Voters cast their ballots, and the candidates learned their fates. But on November 7, what happens to the people who lived for November 6? The people who for weeks, months, even years, toiled on political campaigns?
"There's at least some part of insanity that has to be part of it, I think, you can't choose to do it, you have to love it," said Chris Stadelman, the manager for Governor Tomblin's campaign. "You're passionate about politics and the person you are working for."
Meet Ward Wyatt and Chris Stadelman. They're both campaign managers. And even though they saw different outcomes on Election Day, both agree this life involves sacrifice.
"People gave up full-time jobs, and would travel 16 hours a day, seven days a week," Stadelman said. "That's the kind of sacrifice folks will make for such a great leader."
While Stadelman works in Charleston, his wife stays at home in Tucker County. He said everyone on a campaign team gives their all, with no guarantee of victory.
"You either run unopposed or you run scared, but you never know what's going to happen when you go into it," he said.
Wyatt knows the trade-off all too well. To take the job as Kent Leonhardt's manager, he moved from Texas, broke up with his girlfriend, and missed his friends' wedding.
Kent Leonhardt lost to Walt Helmick in the race for state agricultural commissioner.
"There's sacrifices," Wyatt said. "I'm 25 years old, I'm running my first statewide campaign. I'm willing to make those sacrifices."
But Leonhardt's defeat fails to deflate Wyatt's political aspirations.
"It's been exhausting, it's been exhilarating.
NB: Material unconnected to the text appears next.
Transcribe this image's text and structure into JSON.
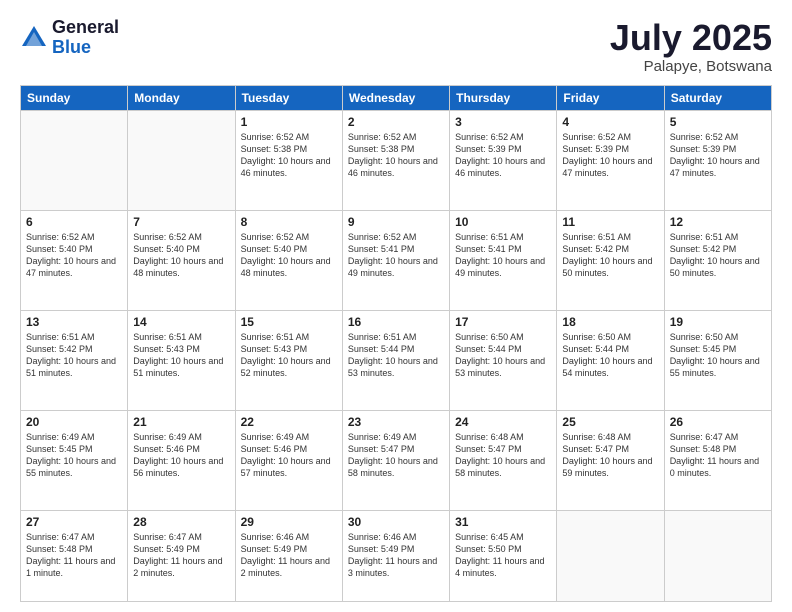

It's been fulfilling, it's what I want to do with my life," Wyatt said.
As for Stadelman, you can take the manager out of the campaign, but you can't take the campaign out of the manager.
"You don't do it for the money, you don't do it for the politics, you do it for the person you're working for."
Stadelman will return to his public relations firm, The Manahan Group, based in Elkins.
Wyatt is looking at political jobs in West Virginia or Texas. Multiply their journeys by hundreds--and that's the blood, sweat, and tears, that go into every election year.